By 1980 it was estimated by Bruce Halstead, MD, (Halstead 1979) that there had been over 2 million applications of chelation treatment involving some 100 million infusions, with not a single fatality, in the USA alone. The most effective use of chelation therapy has, over the 30 years of its successful application, been consistently found to be related to those diseases in which heavy metal or calcium deposits are major factors.

Have there been double blind trials, the yardstick by which so much in medicine is judged? Hardly any, because, as Halstead states: 'It is impossible to administer chelation treatment blindly (i.e., so that neither the doctor nor the patient knows whether a real or a substitute is being used), because it can be readily differentiated from an innocuous placebo by even one unacquainted with the compound'

This is a major obstacle to its acceptance by mainstream medicine, but should not prevent those interested in its claims from examining the objective evidence. It should not require double blind control studies to impress the observer with the possibility that people are actually getting better when severely ill people, with advanced circulatory problems, sometimes involving gangrene, show steady improvement in their functions, better muscular coordination, the disappearance of angina pain, increased ability to walk and work, restoration or improvement of brain function, better skin tone and more powerful arterial pulsations, along with the restoration of normal temperature in the extremities. This is particularly true in many patients who are slated to undergo bypass surgery, and this brings us close to one reason for orthodox medicine's rejection (in the main) of chelation's claims.

It might be that some of the simplistic theories as to how chelation treatment achieved its results may have prevented some scientists and physicians from taking it seriously or of investigating its potential. The current theories as to how calcium is encouraged to leave athermanous deposits in blocked arteries have been well investigated by the proponents of chelation therapy and deserve to be seriously considered in view of the vast amount of illness attached to this area of human suffering and the remarkable results demonstrated by chelation physicians.

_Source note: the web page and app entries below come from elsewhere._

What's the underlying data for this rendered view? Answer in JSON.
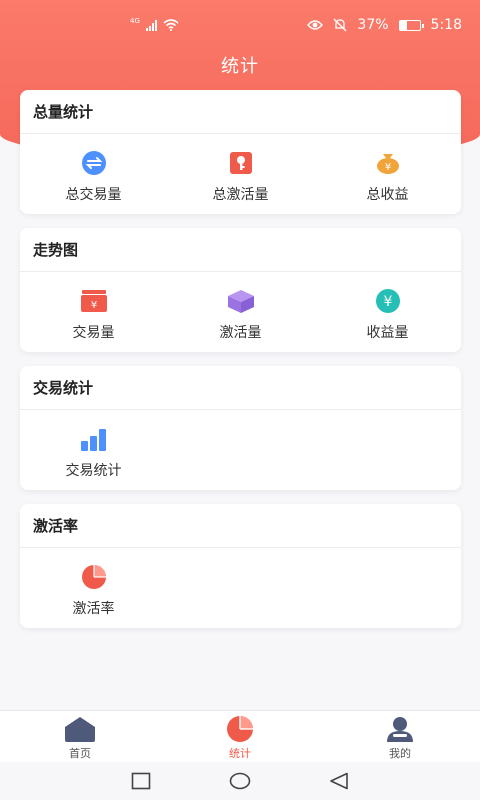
{
  "status_bar": {
    "network_type": "4G",
    "battery": "37%",
    "battery_level": 0.37,
    "time": "5:18"
  },
  "header": {
    "title": "统计"
  },
  "sections": [
    {
      "title": "总量统计",
      "items": [
        {
          "label": "总交易量",
          "icon": "exchange-icon"
        },
        {
          "label": "总激活量",
          "icon": "key-icon"
        },
        {
          "label": "总收益",
          "icon": "money-bag-icon"
        }
      ]
    },
    {
      "title": "走势图",
      "items": [
        {
          "label": "交易量",
          "icon": "wallet-icon"
        },
        {
          "label": "激活量",
          "icon": "box-icon"
        },
        {
          "label": "收益量",
          "icon": "yen-coin-icon"
        }
      ]
    },
    {
      "title": "交易统计",
      "items": [
        {
          "label": "交易统计",
          "icon": "bar-chart-icon"
        }
      ]
    },
    {
      "title": "激活率",
      "items": [
        {
          "label": "激活率",
          "icon": "pie-chart-icon"
        }
      ]
    }
  ],
  "tabbar": {
    "items": [
      {
        "label": "首页",
        "icon": "home-icon"
      },
      {
        "label": "统计",
        "icon": "pie-chart-icon",
        "active": true
      },
      {
        "label": "我的",
        "icon": "user-icon"
      }
    ]
  },
  "colors": {
    "accent": "#f05a4a",
    "header_gradient_top": "#fb7a6a",
    "blue": "#4d90fe",
    "purple": "#a07de8",
    "teal": "#25bfb5",
    "orange": "#f0a43a"
  }
}
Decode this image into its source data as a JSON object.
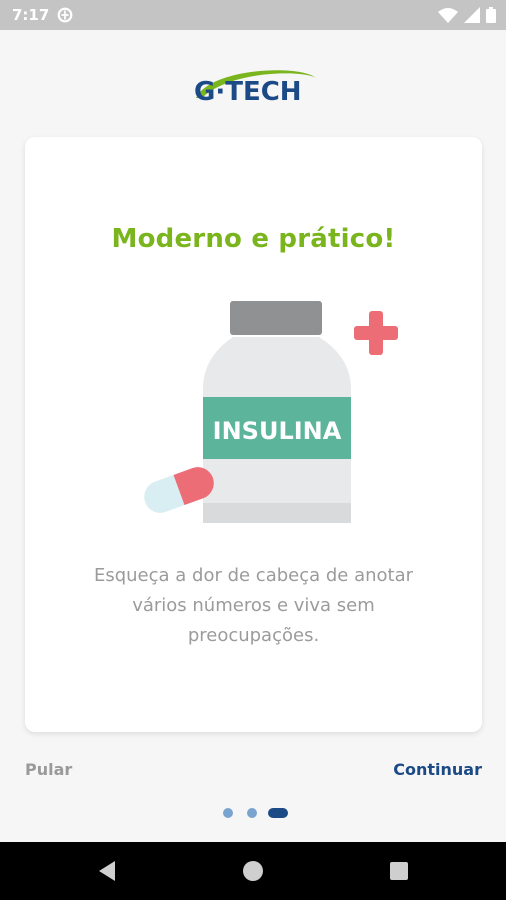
{
  "status_bar": {
    "time": "7:17",
    "icons": [
      "data-saver-icon",
      "wifi-icon",
      "signal-icon",
      "battery-icon"
    ]
  },
  "brand": {
    "logo_text": "G·TECH",
    "colors": {
      "blue": "#1b4a86",
      "green": "#7ab51d"
    }
  },
  "onboarding": {
    "title": "Moderno e prático!",
    "illustration": {
      "bottle_label": "INSULINA",
      "icons": [
        "insulin-bottle-icon",
        "pill-capsule-icon",
        "plus-cross-icon"
      ]
    },
    "description": "Esqueça a dor de cabeça de anotar vários números e viva sem preocupações."
  },
  "actions": {
    "skip_label": "Pular",
    "continue_label": "Continuar"
  },
  "pagination": {
    "total": 3,
    "current": 3
  },
  "nav_bar": {
    "icons": [
      "back-icon",
      "home-icon",
      "recents-icon"
    ]
  }
}
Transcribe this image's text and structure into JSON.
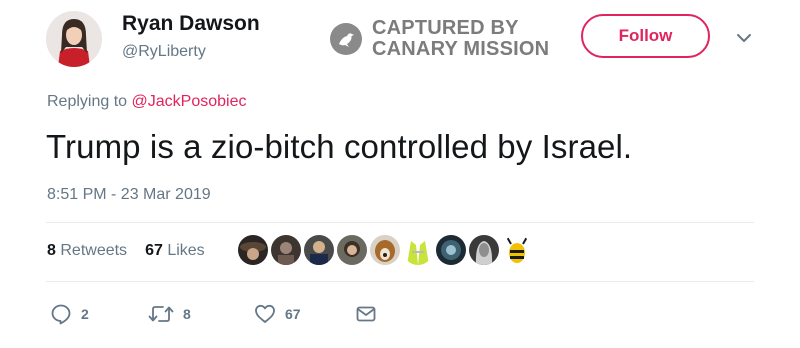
{
  "header": {
    "display_name": "Ryan Dawson",
    "handle": "@RyLiberty",
    "follow_label": "Follow",
    "watermark_line1": "CAPTURED BY",
    "watermark_line2": "CANARY MISSION"
  },
  "tweet": {
    "replying_prefix": "Replying to",
    "replying_to": "@JackPosobiec",
    "text": "Trump is a zio-bitch controlled by Israel.",
    "timestamp": "8:51 PM - 23 Mar 2019"
  },
  "stats": {
    "retweets_count": "8",
    "retweets_label": "Retweets",
    "likes_count": "67",
    "likes_label": "Likes"
  },
  "actions": {
    "reply_count": "2",
    "retweet_count": "8",
    "like_count": "67"
  },
  "icons": {
    "watermark": "canary-bird-icon",
    "more": "chevron-down-icon",
    "reply": "reply-icon",
    "retweet": "retweet-icon",
    "like": "heart-icon",
    "message": "envelope-icon"
  },
  "colors": {
    "accent": "#e0245e",
    "secondary_text": "#657786",
    "primary_text": "#14171a",
    "divider": "#e6ecf0"
  }
}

Bypass surgery and drug treatment of the conditions which chelation so often effectively deals with are very big business indeed. In the USA alone, $4 billion is the current turnov er per annum of the bypass industry. A lesser, but nevertheless enormous, sum is involved in medication for conditions which the relatively cheap (and now out of patent) substance chelation treatment can be shown to help (see Chapter 5 on bypass, etc.). Such vested interests should not be underestimated when it comes to the lengths to which they will go to try to discredit methods which threaten their stranglehold on the 'market' Chelation therapy continues to grow, however, as public awareness and knowledge increases of this safe alternative to surgery and drugs, many of which are of questionable safety and value.